(Exercise requirements): Could you please reproduce all the records below exactly, leaving out the images?

(Available data):
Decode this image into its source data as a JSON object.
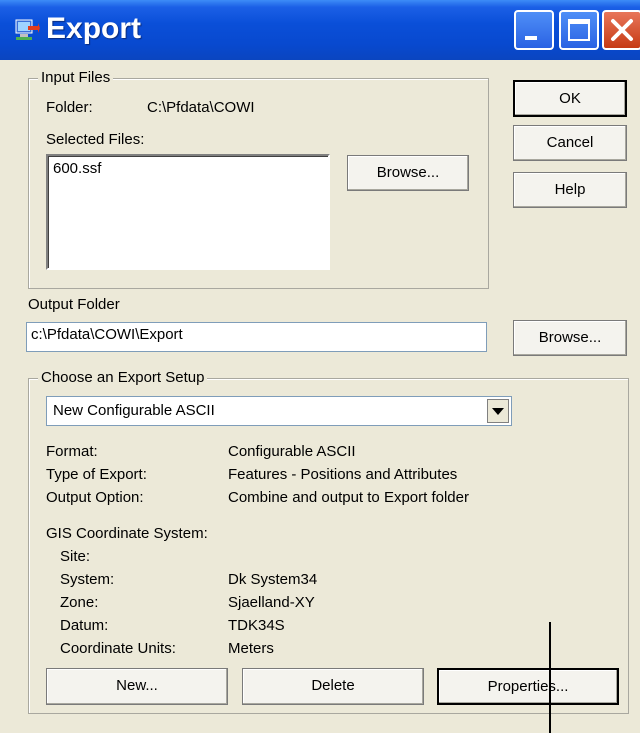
{
  "window": {
    "title": "Export"
  },
  "input_files": {
    "legend": "Input Files",
    "folder_label": "Folder:",
    "folder_value": "C:\\Pfdata\\COWI",
    "selected_label": "Selected Files:",
    "files": [
      "600.ssf"
    ],
    "browse_label": "Browse..."
  },
  "buttons": {
    "ok": "OK",
    "cancel": "Cancel",
    "help": "Help"
  },
  "output_folder": {
    "label": "Output Folder",
    "value": "c:\\Pfdata\\COWI\\Export",
    "browse_label": "Browse..."
  },
  "export_setup": {
    "legend": "Choose an Export Setup",
    "selected": "New Configurable ASCII",
    "format_label": "Format:",
    "format_value": "Configurable ASCII",
    "type_label": "Type of Export:",
    "type_value": "Features - Positions and Attributes",
    "output_label": "Output Option:",
    "output_value": "Combine and output to Export folder",
    "gis_label": "GIS Coordinate System:",
    "site_label": "Site:",
    "site_value": "",
    "system_label": "System:",
    "system_value": "Dk System34",
    "zone_label": "Zone:",
    "zone_value": "Sjaelland-XY",
    "datum_label": "Datum:",
    "datum_value": "TDK34S",
    "units_label": "Coordinate Units:",
    "units_value": "Meters",
    "new_label": "New...",
    "delete_label": "Delete",
    "properties_label": "Properties..."
  }
}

(Your solution):
Decode this image into its source data as a JSON object.
{
  "window": {
    "title": "Export"
  },
  "input_files": {
    "legend": "Input Files",
    "folder_label": "Folder:",
    "folder_value": "C:\\Pfdata\\COWI",
    "selected_label": "Selected Files:",
    "files": [
      "600.ssf"
    ],
    "browse_label": "Browse..."
  },
  "buttons": {
    "ok": "OK",
    "cancel": "Cancel",
    "help": "Help"
  },
  "output_folder": {
    "label": "Output Folder",
    "value": "c:\\Pfdata\\COWI\\Export",
    "browse_label": "Browse..."
  },
  "export_setup": {
    "legend": "Choose an Export Setup",
    "selected": "New Configurable ASCII",
    "format_label": "Format:",
    "format_value": "Configurable ASCII",
    "type_label": "Type of Export:",
    "type_value": "Features - Positions and Attributes",
    "output_label": "Output Option:",
    "output_value": "Combine and output to Export folder",
    "gis_label": "GIS Coordinate System:",
    "site_label": "Site:",
    "site_value": "",
    "system_label": "System:",
    "system_value": "Dk System34",
    "zone_label": "Zone:",
    "zone_value": "Sjaelland-XY",
    "datum_label": "Datum:",
    "datum_value": "TDK34S",
    "units_label": "Coordinate Units:",
    "units_value": "Meters",
    "new_label": "New...",
    "delete_label": "Delete",
    "properties_label": "Properties..."
  }
}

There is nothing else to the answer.